I keep coming back to this question: “What do I think God is like?”
Let me first state that in no way am I attempting to answer this question from my own feelings, understanding, and insight; rather, this question pertains to how I conceptualize what the Scripture reveals about the Lord. At the heart of this question is the search for where my faith in and response to God breaks down as a result of my failure to grasp the message of Scripture. You see, I struggle to know God because I am completely depraved—not because the Bible inadequately reveals God.
The Scripture reminded me of the importance of this question while reading in Luke 19 (vs.11-27). The story is familiar, but often misinterpreted. Jesus tells the parable of a master entrusting three stewards (servants) with the same amount of funds (about 3 months wages). Two of the servants invest their master’s money and make a profit, one does not. When the master returns and examines the servants, he praises two of the servants for properly handling the funds he entrusted to them and he strongly punishes the servant that did nothing with the funds entrusted to him.
When this passage is taught, often the focus is good stewardship of what God entrusts to us. Sadly, this is not the point of the parable. The point of the parable is why the wicked servant did not invest the funds. The answer? He thought the master to be severe and exacting, thus he did his master’s authority undesirable (vs. 21 & 27). Even though the wicked servant could have imitated what he saw the other two servants doing, he chose not too because of his dislike for the master. The point Jesus makes to the pharisees is clear, because they do not desire Christ—God is flesh—to rule them, they do not obey Him as Lord. As I pondered this, I realized that what I dislike about God shapes me as much as what I love and admire about the Lord does. Let me prove this.

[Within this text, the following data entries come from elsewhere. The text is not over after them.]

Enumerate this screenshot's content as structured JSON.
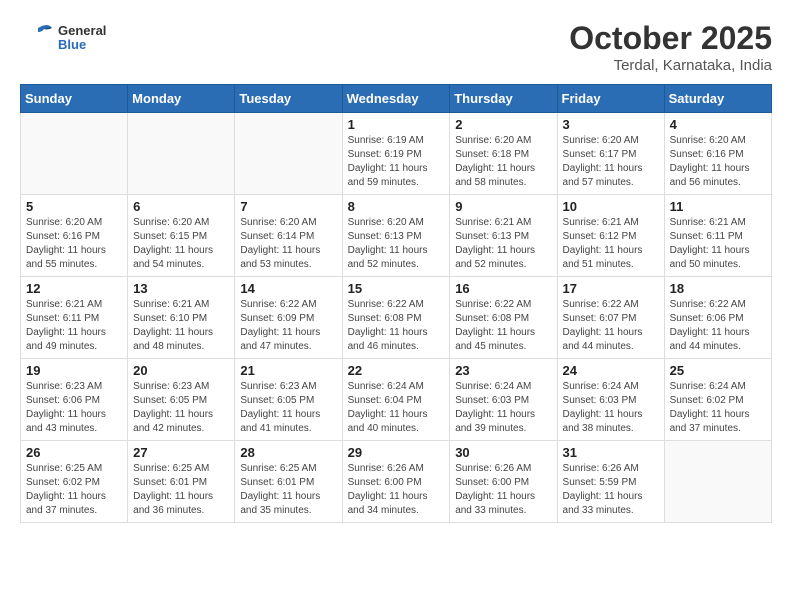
{
  "logo": {
    "text_general": "General",
    "text_blue": "Blue"
  },
  "header": {
    "month_year": "October 2025",
    "location": "Terdal, Karnataka, India"
  },
  "weekdays": [
    "Sunday",
    "Monday",
    "Tuesday",
    "Wednesday",
    "Thursday",
    "Friday",
    "Saturday"
  ],
  "days": [
    {
      "date": "",
      "sunrise": "",
      "sunset": "",
      "daylight": ""
    },
    {
      "date": "",
      "sunrise": "",
      "sunset": "",
      "daylight": ""
    },
    {
      "date": "",
      "sunrise": "",
      "sunset": "",
      "daylight": ""
    },
    {
      "date": "1",
      "sunrise": "6:19 AM",
      "sunset": "6:19 PM",
      "daylight": "11 hours and 59 minutes."
    },
    {
      "date": "2",
      "sunrise": "6:20 AM",
      "sunset": "6:18 PM",
      "daylight": "11 hours and 58 minutes."
    },
    {
      "date": "3",
      "sunrise": "6:20 AM",
      "sunset": "6:17 PM",
      "daylight": "11 hours and 57 minutes."
    },
    {
      "date": "4",
      "sunrise": "6:20 AM",
      "sunset": "6:16 PM",
      "daylight": "11 hours and 56 minutes."
    },
    {
      "date": "5",
      "sunrise": "6:20 AM",
      "sunset": "6:16 PM",
      "daylight": "11 hours and 55 minutes."
    },
    {
      "date": "6",
      "sunrise": "6:20 AM",
      "sunset": "6:15 PM",
      "daylight": "11 hours and 54 minutes."
    },
    {
      "date": "7",
      "sunrise": "6:20 AM",
      "sunset": "6:14 PM",
      "daylight": "11 hours and 53 minutes."
    },
    {
      "date": "8",
      "sunrise": "6:20 AM",
      "sunset": "6:13 PM",
      "daylight": "11 hours and 52 minutes."
    },
    {
      "date": "9",
      "sunrise": "6:21 AM",
      "sunset": "6:13 PM",
      "daylight": "11 hours and 52 minutes."
    },
    {
      "date": "10",
      "sunrise": "6:21 AM",
      "sunset": "6:12 PM",
      "daylight": "11 hours and 51 minutes."
    },
    {
      "date": "11",
      "sunrise": "6:21 AM",
      "sunset": "6:11 PM",
      "daylight": "11 hours and 50 minutes."
    },
    {
      "date": "12",
      "sunrise": "6:21 AM",
      "sunset": "6:11 PM",
      "daylight": "11 hours and 49 minutes."
    },
    {
      "date": "13",
      "sunrise": "6:21 AM",
      "sunset": "6:10 PM",
      "daylight": "11 hours and 48 minutes."
    },
    {
      "date": "14",
      "sunrise": "6:22 AM",
      "sunset": "6:09 PM",
      "daylight": "11 hours and 47 minutes."
    },
    {
      "date": "15",
      "sunrise": "6:22 AM",
      "sunset": "6:08 PM",
      "daylight": "11 hours and 46 minutes."
    },
    {
      "date": "16",
      "sunrise": "6:22 AM",
      "sunset": "6:08 PM",
      "daylight": "11 hours and 45 minutes."
    },
    {
      "date": "17",
      "sunrise": "6:22 AM",
      "sunset": "6:07 PM",
      "daylight": "11 hours and 44 minutes."
    },
    {
      "date": "18",
      "sunrise": "6:22 AM",
      "sunset": "6:06 PM",
      "daylight": "11 hours and 44 minutes."
    },
    {
      "date": "19",
      "sunrise": "6:23 AM",
      "sunset": "6:06 PM",
      "daylight": "11 hours and 43 minutes."
    },
    {
      "date": "20",
      "sunrise": "6:23 AM",
      "sunset": "6:05 PM",
      "daylight": "11 hours and 42 minutes."
    },
    {
      "date": "21",
      "sunrise": "6:23 AM",
      "sunset": "6:05 PM",
      "daylight": "11 hours and 41 minutes."
    },
    {
      "date": "22",
      "sunrise": "6:24 AM",
      "sunset": "6:04 PM",
      "daylight": "11 hours and 40 minutes."
    },
    {
      "date": "23",
      "sunrise": "6:24 AM",
      "sunset": "6:03 PM",
      "daylight": "11 hours and 39 minutes."
    },
    {
      "date": "24",
      "sunrise": "6:24 AM",
      "sunset": "6:03 PM",
      "daylight": "11 hours and 38 minutes."
    },
    {
      "date": "25",
      "sunrise": "6:24 AM",
      "sunset": "6:02 PM",
      "daylight": "11 hours and 37 minutes."
    },
    {
      "date": "26",
      "sunrise": "6:25 AM",
      "sunset": "6:02 PM",
      "daylight": "11 hours and 37 minutes."
    },
    {
      "date": "27",
      "sunrise": "6:25 AM",
      "sunset": "6:01 PM",
      "daylight": "11 hours and 36 minutes."
    },
    {
      "date": "28",
      "sunrise": "6:25 AM",
      "sunset": "6:01 PM",
      "daylight": "11 hours and 35 minutes."
    },
    {
      "date": "29",
      "sunrise": "6:26 AM",
      "sunset": "6:00 PM",
      "daylight": "11 hours and 34 minutes."
    },
    {
      "date": "30",
      "sunrise": "6:26 AM",
      "sunset": "6:00 PM",
      "daylight": "11 hours and 33 minutes."
    },
    {
      "date": "31",
      "sunrise": "6:26 AM",
      "sunset": "5:59 PM",
      "daylight": "11 hours and 33 minutes."
    }
  ],
  "labels": {
    "sunrise": "Sunrise:",
    "sunset": "Sunset:",
    "daylight": "Daylight:"
  }
}
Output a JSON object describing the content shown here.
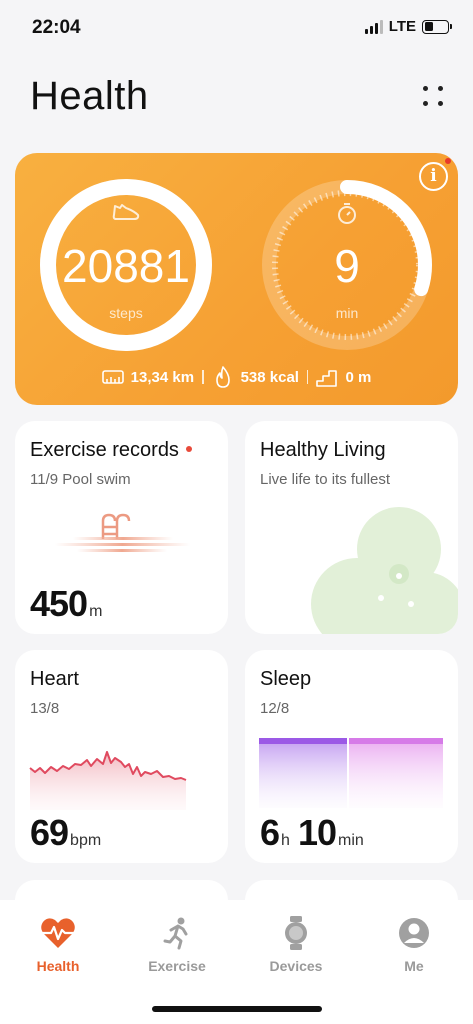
{
  "status_bar": {
    "time": "22:04",
    "network": "LTE",
    "battery_level": 0.38
  },
  "header": {
    "title": "Health"
  },
  "activity": {
    "steps_value": "20881",
    "steps_unit": "steps",
    "steps_progress": 1.0,
    "exercise_value": "9",
    "exercise_unit": "min",
    "exercise_progress": 0.3,
    "distance": "13,34 km",
    "calories": "538 kcal",
    "floors": "0 m",
    "info_label": "i"
  },
  "cards": {
    "exercise": {
      "title": "Exercise records",
      "subtitle": "11/9 Pool swim",
      "value": "450",
      "unit": "m"
    },
    "healthy_living": {
      "title": "Healthy Living",
      "subtitle": "Live life to its fullest"
    },
    "heart": {
      "title": "Heart",
      "subtitle": "13/8",
      "value": "69",
      "unit": "bpm"
    },
    "sleep": {
      "title": "Sleep",
      "subtitle": "12/8",
      "hours": "6",
      "hours_unit": "h",
      "minutes": "10",
      "minutes_unit": "min"
    }
  },
  "nav": {
    "items": [
      {
        "label": "Health",
        "icon": "heart-pulse-icon",
        "active": true
      },
      {
        "label": "Exercise",
        "icon": "running-icon",
        "active": false
      },
      {
        "label": "Devices",
        "icon": "watch-icon",
        "active": false
      },
      {
        "label": "Me",
        "icon": "avatar-icon",
        "active": false
      }
    ]
  },
  "colors": {
    "accent": "#e8612c",
    "card_orange": "#f6a033",
    "heart_line": "#e04a5f",
    "sleep_deep": "#9b59e6",
    "sleep_light": "#d67be8"
  }
}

I know it seems hard and evil to say we dislike something about God (because it is!) but, as fallen humans, there remains within us seeds of rebellion that constantly refuse the authority and rule of God. Additionally, our confusion about God creates great difficulty in exercising obedience to God. Allow me to demonstrate.
When I think God is looking to punish me for my sins, I do not tell others about Him. Why? Because I am in fear of judgment, and judgement never motivates us to praise the Lord. When I feel that serving God is too difficult and unenjoyable, I will not praise Him or proclaim Him to others. Why? Because I feel overwhelmed and crushed instead of empowered and emboldened to share. You see, the way we view God radically alters how we act. When we dislike God’s authority we will ALWAYS rebel; however, when we are confused about the character and nature of God (as the wicked servant was), then we will operate within that confusion through acts of rebellion as well.
Bearing this in mind, let’s examine our understanding of God:
When you think about the Lord and Christianity, what thoughts do you have that feel negative, unpleasant, and undesirable? What does the Bible say about these thoughts (How does it contradict, defeat, and correct these thoughts?)?
When you think about the Lord and Christianity, what motivates you to find joy, hope, and comfort in God? Why do you think this fades from our minds so quickly?
As you contemplate these questions, it is my expectation that the Holy Spirit will draw your heart to Him. Remember, our God is a God of hope who draws us into His marvelous presence for our good and His glory!
Enjoy the Lord today!
In Christ, Pastor Darin